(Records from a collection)
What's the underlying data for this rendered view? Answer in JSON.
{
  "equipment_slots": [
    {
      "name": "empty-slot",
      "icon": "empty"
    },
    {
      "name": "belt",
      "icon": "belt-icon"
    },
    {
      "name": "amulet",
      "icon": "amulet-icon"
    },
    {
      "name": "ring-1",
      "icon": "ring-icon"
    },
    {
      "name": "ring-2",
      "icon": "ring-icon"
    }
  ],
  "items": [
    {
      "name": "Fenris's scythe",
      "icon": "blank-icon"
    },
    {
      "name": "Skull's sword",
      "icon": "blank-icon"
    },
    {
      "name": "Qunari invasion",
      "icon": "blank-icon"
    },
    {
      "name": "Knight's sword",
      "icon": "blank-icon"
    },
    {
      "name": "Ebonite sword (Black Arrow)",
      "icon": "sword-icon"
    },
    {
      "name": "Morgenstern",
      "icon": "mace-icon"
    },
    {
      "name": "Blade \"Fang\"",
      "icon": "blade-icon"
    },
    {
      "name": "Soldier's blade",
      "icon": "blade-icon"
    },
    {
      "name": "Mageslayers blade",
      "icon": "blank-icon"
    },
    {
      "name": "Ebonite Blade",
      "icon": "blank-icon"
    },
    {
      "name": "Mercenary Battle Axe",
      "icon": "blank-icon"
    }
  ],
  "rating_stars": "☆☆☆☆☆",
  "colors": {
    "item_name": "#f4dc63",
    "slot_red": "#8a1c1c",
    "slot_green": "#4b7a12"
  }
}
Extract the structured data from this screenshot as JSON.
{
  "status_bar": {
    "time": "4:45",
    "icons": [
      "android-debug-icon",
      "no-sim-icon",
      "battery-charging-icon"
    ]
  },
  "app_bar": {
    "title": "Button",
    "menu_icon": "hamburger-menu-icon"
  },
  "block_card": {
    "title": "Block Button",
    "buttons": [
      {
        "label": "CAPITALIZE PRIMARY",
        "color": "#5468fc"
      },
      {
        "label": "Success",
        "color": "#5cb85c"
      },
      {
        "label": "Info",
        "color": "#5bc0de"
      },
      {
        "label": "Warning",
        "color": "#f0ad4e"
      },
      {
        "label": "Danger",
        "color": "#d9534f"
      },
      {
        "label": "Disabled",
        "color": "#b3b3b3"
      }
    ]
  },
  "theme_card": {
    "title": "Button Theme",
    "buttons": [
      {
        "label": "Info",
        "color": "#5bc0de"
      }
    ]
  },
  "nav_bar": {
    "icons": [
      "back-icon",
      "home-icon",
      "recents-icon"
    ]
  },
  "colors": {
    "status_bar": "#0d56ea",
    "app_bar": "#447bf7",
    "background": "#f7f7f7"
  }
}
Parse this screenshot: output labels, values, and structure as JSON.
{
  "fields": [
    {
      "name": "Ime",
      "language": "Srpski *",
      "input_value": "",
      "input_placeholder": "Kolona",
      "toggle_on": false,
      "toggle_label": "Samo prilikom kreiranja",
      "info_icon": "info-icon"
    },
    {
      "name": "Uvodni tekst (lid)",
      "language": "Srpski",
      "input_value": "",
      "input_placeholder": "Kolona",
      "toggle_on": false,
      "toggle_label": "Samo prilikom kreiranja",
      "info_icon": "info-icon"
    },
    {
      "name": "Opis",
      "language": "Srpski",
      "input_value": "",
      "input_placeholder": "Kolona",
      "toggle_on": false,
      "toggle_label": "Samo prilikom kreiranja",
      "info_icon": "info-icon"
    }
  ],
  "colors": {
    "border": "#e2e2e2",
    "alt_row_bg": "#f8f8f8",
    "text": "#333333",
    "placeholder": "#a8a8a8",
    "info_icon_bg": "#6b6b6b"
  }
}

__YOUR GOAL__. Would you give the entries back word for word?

__TASK ANSWER__.
What's the underlying data for this rendered view? Answer in JSON.
{
  "equipment_slots": [
    {
      "name": "empty-slot",
      "icon": "empty"
    },
    {
      "name": "belt",
      "icon": "belt-icon"
    },
    {
      "name": "amulet",
      "icon": "amulet-icon"
    },
    {
      "name": "ring-1",
      "icon": "ring-icon"
    },
    {
      "name": "ring-2",
      "icon": "ring-icon"
    }
  ],
  "items": [
    {
      "name": "Fenris's scythe",
      "icon": "blank-icon"
    },
    {
      "name": "Skull's sword",
      "icon": "blank-icon"
    },
    {
      "name": "Qunari invasion",
      "icon": "blank-icon"
    },
    {
      "name": "Knight's sword",
      "icon": "blank-icon"
    },
    {
      "name": "Ebonite sword (Black Arrow)",
      "icon": "sword-icon"
    },
    {
      "name": "Morgenstern",
      "icon": "mace-icon"
    },
    {
      "name": "Blade \"Fang\"",
      "icon": "blade-icon"
    },
    {
      "name": "Soldier's blade",
      "icon": "blade-icon"
    },
    {
      "name": "Mageslayers blade",
      "icon": "blank-icon"
    },
    {
      "name": "Ebonite Blade",
      "icon": "blank-icon"
    },
    {
      "name": "Mercenary Battle Axe",
      "icon": "blank-icon"
    }
  ],
  "rating_stars": "☆☆☆☆☆",
  "colors": {
    "item_name": "#f4dc63",
    "slot_red": "#8a1c1c",
    "slot_green": "#4b7a12"
  }
}
Extract the structured data from this screenshot as JSON.
{
  "status_bar": {
    "time": "4:45",
    "icons": [
      "android-debug-icon",
      "no-sim-icon",
      "battery-charging-icon"
    ]
  },
  "app_bar": {
    "title": "Button",
    "menu_icon": "hamburger-menu-icon"
  },
  "block_card": {
    "title": "Block Button",
    "buttons": [
      {
        "label": "CAPITALIZE PRIMARY",
        "color": "#5468fc"
      },
      {
        "label": "Success",
        "color": "#5cb85c"
      },
      {
        "label": "Info",
        "color": "#5bc0de"
      },
      {
        "label": "Warning",
        "color": "#f0ad4e"
      },
      {
        "label": "Danger",
        "color": "#d9534f"
      },
      {
        "label": "Disabled",
        "color": "#b3b3b3"
      }
    ]
  },
  "theme_card": {
    "title": "Button Theme",
    "buttons": [
      {
        "label": "Info",
        "color": "#5bc0de"
      }
    ]
  },
  "nav_bar": {
    "icons": [
      "back-icon",
      "home-icon",
      "recents-icon"
    ]
  },
  "colors": {
    "status_bar": "#0d56ea",
    "app_bar": "#447bf7",
    "background": "#f7f7f7"
  }
}
Parse this screenshot: output labels, values, and structure as JSON.
{
  "fields": [
    {
      "name": "Ime",
      "language": "Srpski *",
      "input_value": "",
      "input_placeholder": "Kolona",
      "toggle_on": false,
      "toggle_label": "Samo prilikom kreiranja",
      "info_icon": "info-icon"
    },
    {
      "name": "Uvodni tekst (lid)",
      "language": "Srpski",
      "input_value": "",
      "input_placeholder": "Kolona",
      "toggle_on": false,
      "toggle_label": "Samo prilikom kreiranja",
      "info_icon": "info-icon"
    },
    {
      "name": "Opis",
      "language": "Srpski",
      "input_value": "",
      "input_placeholder": "Kolona",
      "toggle_on": false,
      "toggle_label": "Samo prilikom kreiranja",
      "info_icon": "info-icon"
    }
  ],
  "colors": {
    "border": "#e2e2e2",
    "alt_row_bg": "#f8f8f8",
    "text": "#333333",
    "placeholder": "#a8a8a8",
    "info_icon_bg": "#6b6b6b"
  }
}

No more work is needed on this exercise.